- _WORK TASK_:
Read the records below and copy each line that contains "icon".

· · · ·

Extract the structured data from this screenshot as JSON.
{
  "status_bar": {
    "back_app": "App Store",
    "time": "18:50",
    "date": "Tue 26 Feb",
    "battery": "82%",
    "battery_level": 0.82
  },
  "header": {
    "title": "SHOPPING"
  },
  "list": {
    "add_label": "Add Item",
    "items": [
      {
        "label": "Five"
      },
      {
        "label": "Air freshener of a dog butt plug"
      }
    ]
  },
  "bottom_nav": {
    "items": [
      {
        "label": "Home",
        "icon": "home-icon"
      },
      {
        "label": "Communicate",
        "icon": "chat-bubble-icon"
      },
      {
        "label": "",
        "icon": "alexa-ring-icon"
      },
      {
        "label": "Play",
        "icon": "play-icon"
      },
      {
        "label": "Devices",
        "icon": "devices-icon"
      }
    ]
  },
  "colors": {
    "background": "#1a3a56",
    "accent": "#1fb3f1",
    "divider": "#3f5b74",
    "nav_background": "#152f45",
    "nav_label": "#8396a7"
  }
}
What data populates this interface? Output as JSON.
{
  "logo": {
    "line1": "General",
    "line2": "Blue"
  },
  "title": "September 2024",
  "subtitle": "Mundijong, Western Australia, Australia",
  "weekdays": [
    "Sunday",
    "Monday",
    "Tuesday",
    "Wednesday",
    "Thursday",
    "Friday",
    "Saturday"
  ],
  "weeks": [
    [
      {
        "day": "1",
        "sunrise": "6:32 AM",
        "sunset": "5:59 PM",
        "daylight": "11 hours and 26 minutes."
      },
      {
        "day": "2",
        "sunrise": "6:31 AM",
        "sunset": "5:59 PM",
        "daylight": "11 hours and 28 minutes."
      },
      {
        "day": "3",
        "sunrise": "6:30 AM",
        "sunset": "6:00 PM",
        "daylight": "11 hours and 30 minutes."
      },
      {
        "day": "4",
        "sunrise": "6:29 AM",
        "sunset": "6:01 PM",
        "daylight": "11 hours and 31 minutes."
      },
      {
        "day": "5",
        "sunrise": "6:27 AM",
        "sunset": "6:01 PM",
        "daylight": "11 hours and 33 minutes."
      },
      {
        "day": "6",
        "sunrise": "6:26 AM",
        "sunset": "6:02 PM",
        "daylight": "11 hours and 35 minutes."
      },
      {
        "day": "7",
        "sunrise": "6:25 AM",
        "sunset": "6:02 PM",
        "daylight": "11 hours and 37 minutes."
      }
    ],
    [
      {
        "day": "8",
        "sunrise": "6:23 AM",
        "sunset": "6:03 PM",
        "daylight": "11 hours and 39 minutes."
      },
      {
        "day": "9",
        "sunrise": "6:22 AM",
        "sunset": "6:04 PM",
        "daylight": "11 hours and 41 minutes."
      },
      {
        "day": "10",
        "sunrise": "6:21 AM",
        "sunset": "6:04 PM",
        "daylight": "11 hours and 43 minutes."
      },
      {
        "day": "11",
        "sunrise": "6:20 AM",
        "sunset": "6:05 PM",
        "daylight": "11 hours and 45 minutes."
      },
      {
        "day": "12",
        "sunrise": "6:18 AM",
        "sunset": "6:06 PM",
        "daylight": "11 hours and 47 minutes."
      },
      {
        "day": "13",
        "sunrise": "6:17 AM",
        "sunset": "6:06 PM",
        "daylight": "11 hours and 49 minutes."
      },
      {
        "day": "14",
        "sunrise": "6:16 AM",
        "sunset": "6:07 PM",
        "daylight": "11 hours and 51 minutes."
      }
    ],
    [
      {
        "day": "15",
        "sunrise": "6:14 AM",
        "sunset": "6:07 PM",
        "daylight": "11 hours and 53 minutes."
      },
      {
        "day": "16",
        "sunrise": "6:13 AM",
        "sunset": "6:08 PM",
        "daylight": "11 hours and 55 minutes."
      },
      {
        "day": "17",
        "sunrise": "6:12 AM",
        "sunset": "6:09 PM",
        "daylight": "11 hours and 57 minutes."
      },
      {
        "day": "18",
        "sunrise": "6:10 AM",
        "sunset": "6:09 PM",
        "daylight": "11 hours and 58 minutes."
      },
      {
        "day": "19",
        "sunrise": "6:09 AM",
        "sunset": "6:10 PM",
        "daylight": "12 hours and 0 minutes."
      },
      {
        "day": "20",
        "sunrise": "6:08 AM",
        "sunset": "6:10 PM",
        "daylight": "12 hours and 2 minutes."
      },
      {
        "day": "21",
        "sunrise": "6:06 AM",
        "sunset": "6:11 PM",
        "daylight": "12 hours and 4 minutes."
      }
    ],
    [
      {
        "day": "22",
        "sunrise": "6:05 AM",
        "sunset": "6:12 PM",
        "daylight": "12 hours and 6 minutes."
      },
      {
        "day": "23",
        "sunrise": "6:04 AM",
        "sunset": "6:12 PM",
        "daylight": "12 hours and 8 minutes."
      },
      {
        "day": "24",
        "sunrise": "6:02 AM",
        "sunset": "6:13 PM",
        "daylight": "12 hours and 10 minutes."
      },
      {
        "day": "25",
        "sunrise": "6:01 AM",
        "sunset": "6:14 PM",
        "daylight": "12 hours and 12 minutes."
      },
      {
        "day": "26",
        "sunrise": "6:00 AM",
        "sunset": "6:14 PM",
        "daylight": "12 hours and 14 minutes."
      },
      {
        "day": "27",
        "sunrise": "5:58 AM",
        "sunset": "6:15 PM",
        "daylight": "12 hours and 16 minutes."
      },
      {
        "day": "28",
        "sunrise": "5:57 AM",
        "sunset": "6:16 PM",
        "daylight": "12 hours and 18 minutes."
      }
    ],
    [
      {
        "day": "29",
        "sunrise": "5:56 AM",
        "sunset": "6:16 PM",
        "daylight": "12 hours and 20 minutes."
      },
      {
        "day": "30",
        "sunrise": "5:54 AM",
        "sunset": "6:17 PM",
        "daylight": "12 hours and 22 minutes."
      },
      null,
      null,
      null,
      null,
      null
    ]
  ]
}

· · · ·

- _WRITTEN RESPONSE_:
        "icon": "home-icon"
        "icon": "chat-bubble-icon"
        "icon": "alexa-ring-icon"
        "icon": "play-icon"
        "icon": "devices-icon"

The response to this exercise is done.